--- Problem description ---
Pick out each line in these entries that contains the string "icon".

(Excerpts from an interface dataset)
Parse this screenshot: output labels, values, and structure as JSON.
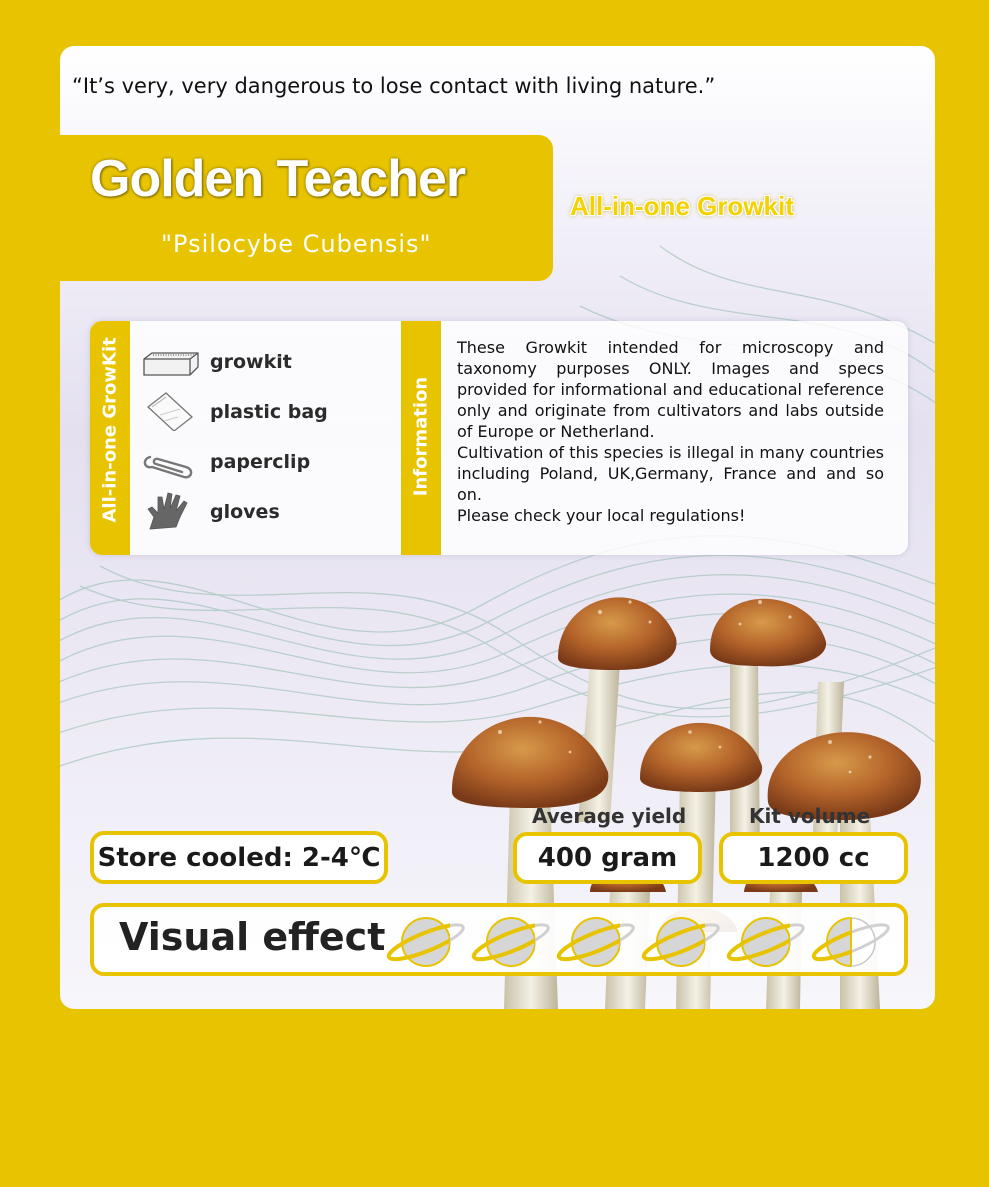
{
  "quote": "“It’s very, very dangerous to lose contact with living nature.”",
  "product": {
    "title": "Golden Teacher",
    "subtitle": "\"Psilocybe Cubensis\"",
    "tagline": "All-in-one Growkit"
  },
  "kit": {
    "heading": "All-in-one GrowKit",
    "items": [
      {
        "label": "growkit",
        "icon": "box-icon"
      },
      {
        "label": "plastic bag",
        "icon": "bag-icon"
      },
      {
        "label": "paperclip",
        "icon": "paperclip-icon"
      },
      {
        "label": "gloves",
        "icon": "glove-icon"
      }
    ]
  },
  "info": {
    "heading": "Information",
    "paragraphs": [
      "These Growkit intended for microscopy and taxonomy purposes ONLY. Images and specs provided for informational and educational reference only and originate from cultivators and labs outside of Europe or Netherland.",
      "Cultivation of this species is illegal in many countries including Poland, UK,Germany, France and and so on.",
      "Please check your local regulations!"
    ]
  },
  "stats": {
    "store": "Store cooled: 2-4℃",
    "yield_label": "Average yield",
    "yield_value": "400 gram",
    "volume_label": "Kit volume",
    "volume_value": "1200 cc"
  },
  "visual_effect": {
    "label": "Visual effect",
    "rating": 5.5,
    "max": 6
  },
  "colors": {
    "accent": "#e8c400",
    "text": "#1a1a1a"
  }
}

--- Your response ---
        "icon": "box-icon"
        "icon": "bag-icon"
        "icon": "paperclip-icon"
        "icon": "glove-icon"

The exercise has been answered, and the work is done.